→ **Action item**
An exact copy of the listing below is required.

→ **The input**
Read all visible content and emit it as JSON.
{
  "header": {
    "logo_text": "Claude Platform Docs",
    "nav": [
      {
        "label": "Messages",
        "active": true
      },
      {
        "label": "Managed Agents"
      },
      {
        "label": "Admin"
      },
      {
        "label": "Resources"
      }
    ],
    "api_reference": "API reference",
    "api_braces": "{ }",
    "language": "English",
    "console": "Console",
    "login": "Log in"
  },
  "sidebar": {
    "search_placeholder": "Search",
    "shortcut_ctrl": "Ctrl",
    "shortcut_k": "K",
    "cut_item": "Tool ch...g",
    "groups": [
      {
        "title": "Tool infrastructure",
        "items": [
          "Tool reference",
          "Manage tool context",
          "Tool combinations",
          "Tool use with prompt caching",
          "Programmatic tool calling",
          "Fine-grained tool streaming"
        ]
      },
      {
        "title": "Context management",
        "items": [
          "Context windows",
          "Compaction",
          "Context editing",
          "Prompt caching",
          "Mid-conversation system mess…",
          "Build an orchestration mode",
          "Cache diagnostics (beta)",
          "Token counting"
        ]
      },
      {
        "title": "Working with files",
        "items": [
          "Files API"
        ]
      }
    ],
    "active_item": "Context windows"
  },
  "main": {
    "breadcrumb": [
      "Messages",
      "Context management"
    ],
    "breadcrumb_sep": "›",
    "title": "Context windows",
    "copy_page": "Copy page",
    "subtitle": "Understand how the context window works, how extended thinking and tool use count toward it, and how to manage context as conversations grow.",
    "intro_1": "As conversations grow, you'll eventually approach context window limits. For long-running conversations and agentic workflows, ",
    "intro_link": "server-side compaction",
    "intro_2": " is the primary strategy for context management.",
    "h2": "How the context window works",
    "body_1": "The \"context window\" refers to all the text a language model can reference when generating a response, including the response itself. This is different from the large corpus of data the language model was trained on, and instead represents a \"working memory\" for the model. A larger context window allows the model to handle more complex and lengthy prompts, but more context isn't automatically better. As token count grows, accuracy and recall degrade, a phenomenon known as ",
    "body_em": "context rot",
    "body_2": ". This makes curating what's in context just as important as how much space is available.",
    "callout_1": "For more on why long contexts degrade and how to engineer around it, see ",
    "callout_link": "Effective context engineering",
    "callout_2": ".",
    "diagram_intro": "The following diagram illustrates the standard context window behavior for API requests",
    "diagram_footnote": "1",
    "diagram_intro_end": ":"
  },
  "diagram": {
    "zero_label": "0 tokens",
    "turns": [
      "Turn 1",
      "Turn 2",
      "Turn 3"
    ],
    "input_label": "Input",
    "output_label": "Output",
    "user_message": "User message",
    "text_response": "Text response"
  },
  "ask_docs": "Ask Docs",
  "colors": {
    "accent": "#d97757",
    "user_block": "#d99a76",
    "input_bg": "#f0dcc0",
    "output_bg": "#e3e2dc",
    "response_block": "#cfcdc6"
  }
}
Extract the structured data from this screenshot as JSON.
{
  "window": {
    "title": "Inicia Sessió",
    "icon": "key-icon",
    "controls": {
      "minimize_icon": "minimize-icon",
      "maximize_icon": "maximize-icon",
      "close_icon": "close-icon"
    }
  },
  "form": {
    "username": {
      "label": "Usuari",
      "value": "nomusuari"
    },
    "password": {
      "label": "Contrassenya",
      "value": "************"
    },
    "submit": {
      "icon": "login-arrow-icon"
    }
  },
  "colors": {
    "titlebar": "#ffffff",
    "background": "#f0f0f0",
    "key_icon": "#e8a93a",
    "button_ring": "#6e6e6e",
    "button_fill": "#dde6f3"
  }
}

→ **Expected output**
Read all visible content and emit it as JSON.
{
  "header": {
    "logo_text": "Claude Platform Docs",
    "nav": [
      {
        "label": "Messages",
        "active": true
      },
      {
        "label": "Managed Agents"
      },
      {
        "label": "Admin"
      },
      {
        "label": "Resources"
      }
    ],
    "api_reference": "API reference",
    "api_braces": "{ }",
    "language": "English",
    "console": "Console",
    "login": "Log in"
  },
  "sidebar": {
    "search_placeholder": "Search",
    "shortcut_ctrl": "Ctrl",
    "shortcut_k": "K",
    "cut_item": "Tool ch...g",
    "groups": [
      {
        "title": "Tool infrastructure",
        "items": [
          "Tool reference",
          "Manage tool context",
          "Tool combinations",
          "Tool use with prompt caching",
          "Programmatic tool calling",
          "Fine-grained tool streaming"
        ]
      },
      {
        "title": "Context management",
        "items": [
          "Context windows",
          "Compaction",
          "Context editing",
          "Prompt caching",
          "Mid-conversation system mess…",
          "Build an orchestration mode",
          "Cache diagnostics (beta)",
          "Token counting"
        ]
      },
      {
        "title": "Working with files",
        "items": [
          "Files API"
        ]
      }
    ],
    "active_item": "Context windows"
  },
  "main": {
    "breadcrumb": [
      "Messages",
      "Context management"
    ],
    "breadcrumb_sep": "›",
    "title": "Context windows",
    "copy_page": "Copy page",
    "subtitle": "Understand how the context window works, how extended thinking and tool use count toward it, and how to manage context as conversations grow.",
    "intro_1": "As conversations grow, you'll eventually approach context window limits. For long-running conversations and agentic workflows, ",
    "intro_link": "server-side compaction",
    "intro_2": " is the primary strategy for context management.",
    "h2": "How the context window works",
    "body_1": "The \"context window\" refers to all the text a language model can reference when generating a response, including the response itself. This is different from the large corpus of data the language model was trained on, and instead represents a \"working memory\" for the model. A larger context window allows the model to handle more complex and lengthy prompts, but more context isn't automatically better. As token count grows, accuracy and recall degrade, a phenomenon known as ",
    "body_em": "context rot",
    "body_2": ". This makes curating what's in context just as important as how much space is available.",
    "callout_1": "For more on why long contexts degrade and how to engineer around it, see ",
    "callout_link": "Effective context engineering",
    "callout_2": ".",
    "diagram_intro": "The following diagram illustrates the standard context window behavior for API requests",
    "diagram_footnote": "1",
    "diagram_intro_end": ":"
  },
  "diagram": {
    "zero_label": "0 tokens",
    "turns": [
      "Turn 1",
      "Turn 2",
      "Turn 3"
    ],
    "input_label": "Input",
    "output_label": "Output",
    "user_message": "User message",
    "text_response": "Text response"
  },
  "ask_docs": "Ask Docs",
  "colors": {
    "accent": "#d97757",
    "user_block": "#d99a76",
    "input_bg": "#f0dcc0",
    "output_bg": "#e3e2dc",
    "response_block": "#cfcdc6"
  }
}
Extract the structured data from this screenshot as JSON.
{
  "window": {
    "title": "Inicia Sessió",
    "icon": "key-icon",
    "controls": {
      "minimize_icon": "minimize-icon",
      "maximize_icon": "maximize-icon",
      "close_icon": "close-icon"
    }
  },
  "form": {
    "username": {
      "label": "Usuari",
      "value": "nomusuari"
    },
    "password": {
      "label": "Contrassenya",
      "value": "************"
    },
    "submit": {
      "icon": "login-arrow-icon"
    }
  },
  "colors": {
    "titlebar": "#ffffff",
    "background": "#f0f0f0",
    "key_icon": "#e8a93a",
    "button_ring": "#6e6e6e",
    "button_fill": "#dde6f3"
  }
}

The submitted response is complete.